  74. "Somalia-British Military Administration". Mongabay. Retrieved 15 April 2014.
  75. United States. Hydrographic Office. Publications, Issue 61. p. 9.
  76. Encyclopædia Britannica, The New Encyclopædia Britannica, (Encyclopædia Britannica: 2002), p.835
  77. Greystone Press Staff, The Illustrated Library of The World and Its Peoples: Africa, North and East, (Greystone Press: 1967), p. 338

Further reading

  • Antonicelli, Franco. Trent'anni di storia italiana 1915 - 1945. Mondadori Editore. Torino, 1961.
  • Hess, Robert L. Italian Colonialism in Somalia. University of Chicago P. Chicago, 1966.
  • Issa-Salwe, Abdisalam M. (1996). The Collapse of the Somali State: The Impact of the Colonial Legacy. London: Haan Associates. ISBN 187420991X. 
  • Tripodi, Paolo. The Colonial Legacy in Somalia. St. Martin's P Inc. New York, 1999.
  • Fitzgerald, Nina J. Somalia.
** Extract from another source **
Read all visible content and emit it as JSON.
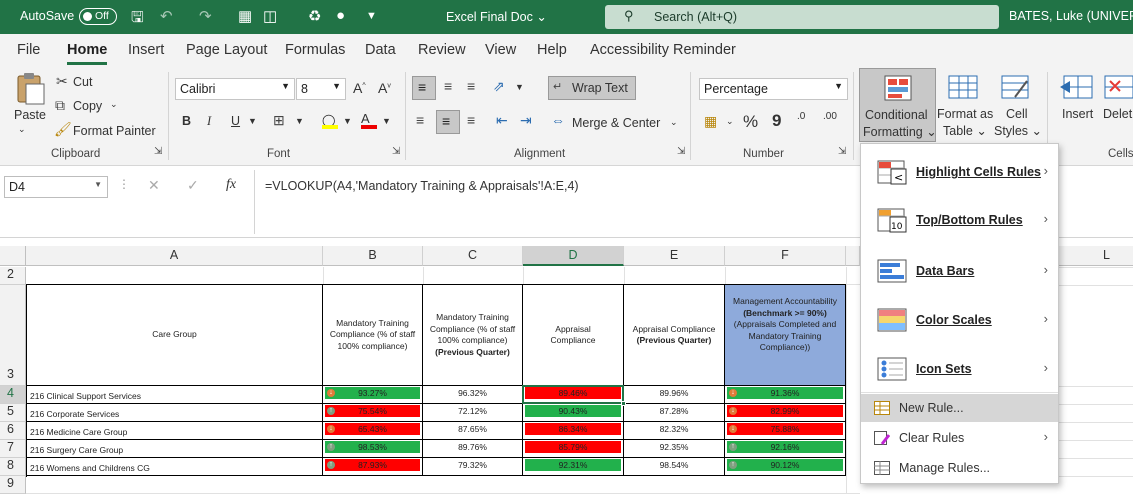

Nova Science, Inc. New York, 2002.

This article is issued from Wikipedia - version of the 11/11/2016. The text is available under the Creative Commons Attribution/Share Alike but additional terms may apply for the media files.